=== Begin Enclosure ===

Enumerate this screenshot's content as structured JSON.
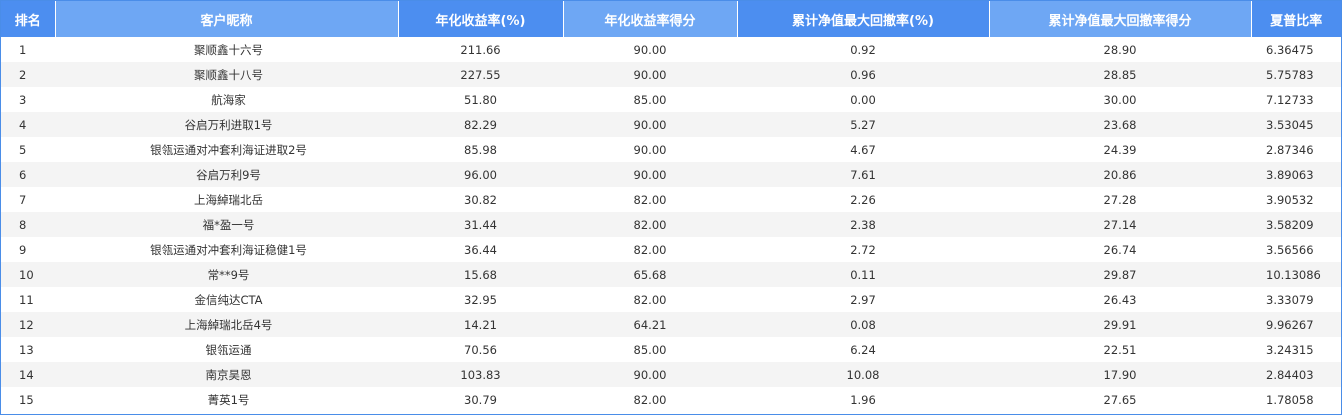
{
  "table": {
    "columns": [
      {
        "label": "排名"
      },
      {
        "label": "客户昵称"
      },
      {
        "label": "年化收益率(%)"
      },
      {
        "label": "年化收益率得分"
      },
      {
        "label": "累计净值最大回撤率(%)"
      },
      {
        "label": "累计净值最大回撤率得分"
      },
      {
        "label": "夏普比率"
      }
    ],
    "rows": [
      {
        "rank": "1",
        "name": "聚顺鑫十六号",
        "annual_return": "211.66",
        "annual_return_score": "90.00",
        "max_drawdown": "0.92",
        "max_drawdown_score": "28.90",
        "sharpe": "6.36475"
      },
      {
        "rank": "2",
        "name": "聚顺鑫十八号",
        "annual_return": "227.55",
        "annual_return_score": "90.00",
        "max_drawdown": "0.96",
        "max_drawdown_score": "28.85",
        "sharpe": "5.75783"
      },
      {
        "rank": "3",
        "name": "航海家",
        "annual_return": "51.80",
        "annual_return_score": "85.00",
        "max_drawdown": "0.00",
        "max_drawdown_score": "30.00",
        "sharpe": "7.12733"
      },
      {
        "rank": "4",
        "name": "谷启万利进取1号",
        "annual_return": "82.29",
        "annual_return_score": "90.00",
        "max_drawdown": "5.27",
        "max_drawdown_score": "23.68",
        "sharpe": "3.53045"
      },
      {
        "rank": "5",
        "name": "银瓴运通对冲套利海证进取2号",
        "annual_return": "85.98",
        "annual_return_score": "90.00",
        "max_drawdown": "4.67",
        "max_drawdown_score": "24.39",
        "sharpe": "2.87346"
      },
      {
        "rank": "6",
        "name": "谷启万利9号",
        "annual_return": "96.00",
        "annual_return_score": "90.00",
        "max_drawdown": "7.61",
        "max_drawdown_score": "20.86",
        "sharpe": "3.89063"
      },
      {
        "rank": "7",
        "name": "上海綽瑞北岳",
        "annual_return": "30.82",
        "annual_return_score": "82.00",
        "max_drawdown": "2.26",
        "max_drawdown_score": "27.28",
        "sharpe": "3.90532"
      },
      {
        "rank": "8",
        "name": "福*盈一号",
        "annual_return": "31.44",
        "annual_return_score": "82.00",
        "max_drawdown": "2.38",
        "max_drawdown_score": "27.14",
        "sharpe": "3.58209"
      },
      {
        "rank": "9",
        "name": "银瓴运通对冲套利海证稳健1号",
        "annual_return": "36.44",
        "annual_return_score": "82.00",
        "max_drawdown": "2.72",
        "max_drawdown_score": "26.74",
        "sharpe": "3.56566"
      },
      {
        "rank": "10",
        "name": "常**9号",
        "annual_return": "15.68",
        "annual_return_score": "65.68",
        "max_drawdown": "0.11",
        "max_drawdown_score": "29.87",
        "sharpe": "10.13086"
      },
      {
        "rank": "11",
        "name": "金信纯达CTA",
        "annual_return": "32.95",
        "annual_return_score": "82.00",
        "max_drawdown": "2.97",
        "max_drawdown_score": "26.43",
        "sharpe": "3.33079"
      },
      {
        "rank": "12",
        "name": "上海綽瑞北岳4号",
        "annual_return": "14.21",
        "annual_return_score": "64.21",
        "max_drawdown": "0.08",
        "max_drawdown_score": "29.91",
        "sharpe": "9.96267"
      },
      {
        "rank": "13",
        "name": "银瓴运通",
        "annual_return": "70.56",
        "annual_return_score": "85.00",
        "max_drawdown": "6.24",
        "max_drawdown_score": "22.51",
        "sharpe": "3.24315"
      },
      {
        "rank": "14",
        "name": "南京昊恩",
        "annual_return": "103.83",
        "annual_return_score": "90.00",
        "max_drawdown": "10.08",
        "max_drawdown_score": "17.90",
        "sharpe": "2.84403"
      },
      {
        "rank": "15",
        "name": "菁英1号",
        "annual_return": "30.79",
        "annual_return_score": "82.00",
        "max_drawdown": "1.96",
        "max_drawdown_score": "27.65",
        "sharpe": "1.78058"
      }
    ]
  }
}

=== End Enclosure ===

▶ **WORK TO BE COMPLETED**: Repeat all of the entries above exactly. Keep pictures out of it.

▶ **PROBLEM SOLUTION**:
Enumerate this screenshot's content as structured JSON.
{
  "table": {
    "columns": [
      {
        "label": "排名"
      },
      {
        "label": "客户昵称"
      },
      {
        "label": "年化收益率(%)"
      },
      {
        "label": "年化收益率得分"
      },
      {
        "label": "累计净值最大回撤率(%)"
      },
      {
        "label": "累计净值最大回撤率得分"
      },
      {
        "label": "夏普比率"
      }
    ],
    "rows": [
      {
        "rank": "1",
        "name": "聚顺鑫十六号",
        "annual_return": "211.66",
        "annual_return_score": "90.00",
        "max_drawdown": "0.92",
        "max_drawdown_score": "28.90",
        "sharpe": "6.36475"
      },
      {
        "rank": "2",
        "name": "聚顺鑫十八号",
        "annual_return": "227.55",
        "annual_return_score": "90.00",
        "max_drawdown": "0.96",
        "max_drawdown_score": "28.85",
        "sharpe": "5.75783"
      },
      {
        "rank": "3",
        "name": "航海家",
        "annual_return": "51.80",
        "annual_return_score": "85.00",
        "max_drawdown": "0.00",
        "max_drawdown_score": "30.00",
        "sharpe": "7.12733"
      },
      {
        "rank": "4",
        "name": "谷启万利进取1号",
        "annual_return": "82.29",
        "annual_return_score": "90.00",
        "max_drawdown": "5.27",
        "max_drawdown_score": "23.68",
        "sharpe": "3.53045"
      },
      {
        "rank": "5",
        "name": "银瓴运通对冲套利海证进取2号",
        "annual_return": "85.98",
        "annual_return_score": "90.00",
        "max_drawdown": "4.67",
        "max_drawdown_score": "24.39",
        "sharpe": "2.87346"
      },
      {
        "rank": "6",
        "name": "谷启万利9号",
        "annual_return": "96.00",
        "annual_return_score": "90.00",
        "max_drawdown": "7.61",
        "max_drawdown_score": "20.86",
        "sharpe": "3.89063"
      },
      {
        "rank": "7",
        "name": "上海綽瑞北岳",
        "annual_return": "30.82",
        "annual_return_score": "82.00",
        "max_drawdown": "2.26",
        "max_drawdown_score": "27.28",
        "sharpe": "3.90532"
      },
      {
        "rank": "8",
        "name": "福*盈一号",
        "annual_return": "31.44",
        "annual_return_score": "82.00",
        "max_drawdown": "2.38",
        "max_drawdown_score": "27.14",
        "sharpe": "3.58209"
      },
      {
        "rank": "9",
        "name": "银瓴运通对冲套利海证稳健1号",
        "annual_return": "36.44",
        "annual_return_score": "82.00",
        "max_drawdown": "2.72",
        "max_drawdown_score": "26.74",
        "sharpe": "3.56566"
      },
      {
        "rank": "10",
        "name": "常**9号",
        "annual_return": "15.68",
        "annual_return_score": "65.68",
        "max_drawdown": "0.11",
        "max_drawdown_score": "29.87",
        "sharpe": "10.13086"
      },
      {
        "rank": "11",
        "name": "金信纯达CTA",
        "annual_return": "32.95",
        "annual_return_score": "82.00",
        "max_drawdown": "2.97",
        "max_drawdown_score": "26.43",
        "sharpe": "3.33079"
      },
      {
        "rank": "12",
        "name": "上海綽瑞北岳4号",
        "annual_return": "14.21",
        "annual_return_score": "64.21",
        "max_drawdown": "0.08",
        "max_drawdown_score": "29.91",
        "sharpe": "9.96267"
      },
      {
        "rank": "13",
        "name": "银瓴运通",
        "annual_return": "70.56",
        "annual_return_score": "85.00",
        "max_drawdown": "6.24",
        "max_drawdown_score": "22.51",
        "sharpe": "3.24315"
      },
      {
        "rank": "14",
        "name": "南京昊恩",
        "annual_return": "103.83",
        "annual_return_score": "90.00",
        "max_drawdown": "10.08",
        "max_drawdown_score": "17.90",
        "sharpe": "2.84403"
      },
      {
        "rank": "15",
        "name": "菁英1号",
        "annual_return": "30.79",
        "annual_return_score": "82.00",
        "max_drawdown": "1.96",
        "max_drawdown_score": "27.65",
        "sharpe": "1.78058"
      }
    ]
  }
}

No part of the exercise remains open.